Section 34 of the Landlord and Tenant Act 1954
Jessica Dickinson, 25th February, 2022
Does the court have jurisdiction to order a turnover rent as payable under the terms of a renewal lease?
The rent payable under the terms of a renewal business tenancy is governed by section 34 of the Landlord and Tenant Act 1954 (‘the LTA’) Section 34 gives the court the power to determine the level of rent when the parties have not been able to reach an agreement on that aspect of a renewal lease.
The LTA is intended to balance the interests of both landlords and tenants and operates to provide security of tenure to tenants whilst protecting landlords’ rights to receive an open market rent.
Section 34 provides that when determining the level of rent payable, the court will have regard to the terms of the tenancy (other than those relating to rent), that the holding might reasonably be expected to secure in the open market by a willing lessor.
Essentially, the court must have regard to the level of rent that a hypothetical landlord would reasonably be expected to receive from a hypothetical tenant in the current market and for that particular unit.
Recent case law

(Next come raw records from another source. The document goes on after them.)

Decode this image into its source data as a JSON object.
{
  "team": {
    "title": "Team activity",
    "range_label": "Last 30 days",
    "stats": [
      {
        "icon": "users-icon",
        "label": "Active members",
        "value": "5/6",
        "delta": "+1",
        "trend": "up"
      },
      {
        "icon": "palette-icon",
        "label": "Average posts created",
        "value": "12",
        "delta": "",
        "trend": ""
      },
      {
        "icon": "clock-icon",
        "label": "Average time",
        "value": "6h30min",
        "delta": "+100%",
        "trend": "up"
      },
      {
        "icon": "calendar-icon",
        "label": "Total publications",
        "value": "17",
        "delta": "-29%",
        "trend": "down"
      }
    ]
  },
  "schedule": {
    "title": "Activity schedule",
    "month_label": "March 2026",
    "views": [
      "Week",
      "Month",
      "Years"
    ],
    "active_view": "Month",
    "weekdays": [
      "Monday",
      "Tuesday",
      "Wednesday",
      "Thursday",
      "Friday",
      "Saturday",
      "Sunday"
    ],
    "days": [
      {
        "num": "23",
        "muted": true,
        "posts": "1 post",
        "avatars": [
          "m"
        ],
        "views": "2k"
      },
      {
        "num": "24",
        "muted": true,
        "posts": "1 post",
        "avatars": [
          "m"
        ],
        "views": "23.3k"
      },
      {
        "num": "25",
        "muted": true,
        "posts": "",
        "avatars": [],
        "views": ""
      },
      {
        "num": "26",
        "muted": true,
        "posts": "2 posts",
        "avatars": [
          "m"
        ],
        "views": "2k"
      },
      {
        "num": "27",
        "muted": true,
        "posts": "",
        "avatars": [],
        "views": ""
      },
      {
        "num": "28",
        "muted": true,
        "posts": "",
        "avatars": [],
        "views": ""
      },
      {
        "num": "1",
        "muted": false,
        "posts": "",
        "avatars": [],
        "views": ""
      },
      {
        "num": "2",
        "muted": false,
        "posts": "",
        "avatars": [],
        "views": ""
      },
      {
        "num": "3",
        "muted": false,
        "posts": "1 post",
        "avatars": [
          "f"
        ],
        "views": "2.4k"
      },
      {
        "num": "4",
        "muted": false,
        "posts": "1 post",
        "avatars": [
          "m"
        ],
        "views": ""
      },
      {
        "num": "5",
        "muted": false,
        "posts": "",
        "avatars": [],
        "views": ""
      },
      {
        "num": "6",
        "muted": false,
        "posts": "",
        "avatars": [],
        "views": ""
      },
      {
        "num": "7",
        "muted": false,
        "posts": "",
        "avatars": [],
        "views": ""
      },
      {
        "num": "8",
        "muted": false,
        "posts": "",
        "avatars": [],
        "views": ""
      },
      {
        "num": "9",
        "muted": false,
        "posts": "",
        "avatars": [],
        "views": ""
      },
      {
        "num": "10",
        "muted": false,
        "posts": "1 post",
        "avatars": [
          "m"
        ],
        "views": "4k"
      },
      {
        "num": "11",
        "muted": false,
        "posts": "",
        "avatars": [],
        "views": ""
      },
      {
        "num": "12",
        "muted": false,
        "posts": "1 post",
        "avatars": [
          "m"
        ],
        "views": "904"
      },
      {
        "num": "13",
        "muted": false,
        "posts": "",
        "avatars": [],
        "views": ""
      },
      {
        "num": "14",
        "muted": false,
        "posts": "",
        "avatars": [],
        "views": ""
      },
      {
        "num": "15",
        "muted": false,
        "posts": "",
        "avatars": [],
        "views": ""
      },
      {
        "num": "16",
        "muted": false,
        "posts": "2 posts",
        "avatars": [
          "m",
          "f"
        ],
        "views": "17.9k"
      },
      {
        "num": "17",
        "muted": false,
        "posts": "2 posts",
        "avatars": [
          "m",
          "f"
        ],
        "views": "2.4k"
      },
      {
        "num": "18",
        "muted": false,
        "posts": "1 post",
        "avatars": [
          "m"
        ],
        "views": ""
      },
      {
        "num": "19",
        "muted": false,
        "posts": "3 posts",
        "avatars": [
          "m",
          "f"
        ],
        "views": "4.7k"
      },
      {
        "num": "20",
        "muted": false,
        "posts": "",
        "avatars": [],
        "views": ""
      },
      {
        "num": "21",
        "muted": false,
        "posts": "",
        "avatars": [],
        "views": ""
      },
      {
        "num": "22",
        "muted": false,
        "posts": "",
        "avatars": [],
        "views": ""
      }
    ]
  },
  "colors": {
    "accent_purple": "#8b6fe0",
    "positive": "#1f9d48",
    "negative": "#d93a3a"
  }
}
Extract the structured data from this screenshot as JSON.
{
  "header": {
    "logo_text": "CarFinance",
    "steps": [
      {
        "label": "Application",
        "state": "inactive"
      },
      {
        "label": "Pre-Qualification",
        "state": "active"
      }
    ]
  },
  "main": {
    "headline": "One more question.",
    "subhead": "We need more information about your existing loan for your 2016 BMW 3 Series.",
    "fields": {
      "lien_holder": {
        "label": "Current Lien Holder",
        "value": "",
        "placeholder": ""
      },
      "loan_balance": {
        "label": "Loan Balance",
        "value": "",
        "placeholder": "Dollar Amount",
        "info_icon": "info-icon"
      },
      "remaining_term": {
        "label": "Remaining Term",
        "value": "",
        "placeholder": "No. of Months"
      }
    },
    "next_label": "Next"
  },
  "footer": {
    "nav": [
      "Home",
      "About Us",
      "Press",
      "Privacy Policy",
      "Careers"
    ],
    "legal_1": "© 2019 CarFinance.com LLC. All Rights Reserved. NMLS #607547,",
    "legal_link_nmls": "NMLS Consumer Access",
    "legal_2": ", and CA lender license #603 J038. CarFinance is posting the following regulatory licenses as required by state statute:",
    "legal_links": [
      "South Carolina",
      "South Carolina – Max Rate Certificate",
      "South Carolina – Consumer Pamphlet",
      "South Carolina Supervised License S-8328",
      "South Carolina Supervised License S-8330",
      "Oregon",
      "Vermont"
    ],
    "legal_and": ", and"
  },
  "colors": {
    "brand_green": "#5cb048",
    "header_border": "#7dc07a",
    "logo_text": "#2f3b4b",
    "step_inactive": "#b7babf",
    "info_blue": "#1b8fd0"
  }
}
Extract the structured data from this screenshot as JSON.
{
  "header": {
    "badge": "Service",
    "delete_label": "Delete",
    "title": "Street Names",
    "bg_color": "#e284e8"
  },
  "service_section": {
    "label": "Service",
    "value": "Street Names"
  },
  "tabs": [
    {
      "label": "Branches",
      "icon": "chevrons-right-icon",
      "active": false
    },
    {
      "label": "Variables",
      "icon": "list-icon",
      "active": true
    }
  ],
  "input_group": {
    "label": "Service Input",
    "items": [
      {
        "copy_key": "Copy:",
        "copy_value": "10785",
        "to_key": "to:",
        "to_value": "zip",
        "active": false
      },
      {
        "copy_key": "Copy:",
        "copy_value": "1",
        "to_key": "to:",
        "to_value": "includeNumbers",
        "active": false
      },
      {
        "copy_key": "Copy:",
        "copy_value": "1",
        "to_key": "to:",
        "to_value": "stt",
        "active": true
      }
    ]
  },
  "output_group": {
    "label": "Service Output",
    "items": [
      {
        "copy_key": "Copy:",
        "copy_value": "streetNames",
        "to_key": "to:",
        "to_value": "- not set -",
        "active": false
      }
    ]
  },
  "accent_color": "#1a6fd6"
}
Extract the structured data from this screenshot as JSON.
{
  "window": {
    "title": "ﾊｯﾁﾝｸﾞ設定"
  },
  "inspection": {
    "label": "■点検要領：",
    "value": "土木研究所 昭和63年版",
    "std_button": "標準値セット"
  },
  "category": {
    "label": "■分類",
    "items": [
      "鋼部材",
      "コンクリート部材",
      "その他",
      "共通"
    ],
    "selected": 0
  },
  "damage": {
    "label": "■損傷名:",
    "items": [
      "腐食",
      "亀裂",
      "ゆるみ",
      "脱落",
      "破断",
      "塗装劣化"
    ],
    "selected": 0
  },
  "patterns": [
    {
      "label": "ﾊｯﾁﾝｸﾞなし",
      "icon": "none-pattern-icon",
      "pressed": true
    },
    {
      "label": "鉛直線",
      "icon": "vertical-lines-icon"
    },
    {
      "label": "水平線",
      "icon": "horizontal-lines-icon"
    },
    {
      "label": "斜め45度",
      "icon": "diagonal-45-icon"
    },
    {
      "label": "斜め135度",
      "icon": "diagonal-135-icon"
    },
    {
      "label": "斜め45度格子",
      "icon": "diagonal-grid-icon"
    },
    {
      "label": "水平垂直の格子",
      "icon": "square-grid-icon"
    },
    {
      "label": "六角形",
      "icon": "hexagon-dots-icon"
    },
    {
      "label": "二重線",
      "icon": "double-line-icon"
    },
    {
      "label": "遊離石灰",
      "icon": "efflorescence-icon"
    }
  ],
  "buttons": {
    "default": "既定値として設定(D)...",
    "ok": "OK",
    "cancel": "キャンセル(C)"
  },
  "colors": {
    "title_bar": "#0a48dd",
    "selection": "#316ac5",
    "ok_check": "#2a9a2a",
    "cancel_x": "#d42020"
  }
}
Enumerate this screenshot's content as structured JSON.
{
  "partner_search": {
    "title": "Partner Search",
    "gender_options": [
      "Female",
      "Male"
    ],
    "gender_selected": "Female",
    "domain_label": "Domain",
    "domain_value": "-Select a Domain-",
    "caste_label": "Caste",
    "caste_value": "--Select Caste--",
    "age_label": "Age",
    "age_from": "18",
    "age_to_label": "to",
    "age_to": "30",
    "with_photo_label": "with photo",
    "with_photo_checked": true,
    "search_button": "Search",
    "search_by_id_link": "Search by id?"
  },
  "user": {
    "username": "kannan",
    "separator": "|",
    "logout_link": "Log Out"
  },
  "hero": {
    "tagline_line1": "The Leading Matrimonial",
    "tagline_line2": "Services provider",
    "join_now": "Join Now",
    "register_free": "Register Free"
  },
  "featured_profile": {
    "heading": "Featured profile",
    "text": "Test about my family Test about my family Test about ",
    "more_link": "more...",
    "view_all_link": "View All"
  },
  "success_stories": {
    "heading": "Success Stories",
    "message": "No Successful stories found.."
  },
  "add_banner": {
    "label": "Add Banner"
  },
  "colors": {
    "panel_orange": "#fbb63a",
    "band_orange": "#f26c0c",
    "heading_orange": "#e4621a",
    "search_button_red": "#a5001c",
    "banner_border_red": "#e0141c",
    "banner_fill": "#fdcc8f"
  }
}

The recent case of W (No 3) GP (Nominee A) Ltd and another v JD Sports Fashion plc shows us how a court is likely to deal with a landlord’s request for a turnover rent in light of section 34.
JD Sports Fashion PLC (‘JD Sports’) had occupied a unit at a shopping centre in Derby under a lease, the fixed term of which came to an end in 2017. That original lease had included a term that the rent be £175,000.00 per annum, plus an additional rent based on JD Sports’ turnover.
The landlord, W (No 3) GP (Nominee A) Ltd and another, served a section 25 notice bringing JD Sports’ tenancy to an end in June 2017. That section 25 notice did not oppose JD Sports being granted a new lease, but suggested an increased rent.
By the time of the trial, the landlord was seeking a turnover rent of 8% in addition to standard rent. The tenant opposed this and argued for a fixed rent.
One of the issues the court had to determine in this case was whether section 34 of the LTA gave it jurisdiction to order a turnover rent.
The landlord’s position
Counsel for the landlord argued that a turnover rent was, for the purposes of section 34, a ‘rent.’ The landlord argued that section 34 is clear in that the rent to be determined should be reflective of what hypothetical parties would agree on the open market and that the current evidence showed that a turnover rent was appropriate and not an unheard of request. The landlord suggested that an interpretation of section 34 that did not give the court jurisdiction to order a turnover rent would conflict with reality.
The tenant’s position
Counsel for JD Sports argued amongst other things that the phrase ‘the rent’ in section 34 indicated that the legislation assumes the need for one identifiable rent that the property in question would attract in the open market. Counsel also highlighted that section 34 requires the court to calculate any renewal rent on the circumstances of a hypothetical tenant; JD Sports in this case was not a hypothetical tenant but a specific tenant with a specific turnover; contrastingly, the turnover of a hypothetical tenant could not be quantified to such a degree.
The court’s decision
Whilst the court did not go as far as to confirm that section 34 failed to give it jurisdiction to order a turnover rent, it found that in most cases, to order a turnover rent would be at odds with section 34 of the LTA for a number of reasons.
The court noted that the purpose of the LTA is to ensure fair open market rents for landlords, not to penalise successful tenant with healthy turnovers. It was also highlighted that taking a tenant’s turnover during the course of a previous lease into account would be having regard to goodwill attached to the property when in fact, that is specially set out as a factor that should be disregarded when ordering a renewal rent in section 34(1)(b).
Finally, the court noted that when combining a fixed open market rent and a turnover rent, the outcome was such that a rent well in excess of open market value would have been ordered. That is inconsistent with the objective of the LTA.
What does this mean for landlords and tenants?
As ever with litigation, each case before a court turns on its own specific facts, but the above serves as a reminder to landlords that extra pre-trial negotiation in an attempt to secure a tenant’s agreement to a turnover rent may be worthwhile. That is on the basis that clearly, there is no certainty that the court will award any turnover rent at all.
It will be welcome news for landlords however that the court seemingly felt the need to stop short of confirming that it did not have jurisdiction to order a turnover rent.
Key contact: Jessica Dickinson | Tel: 01482 324252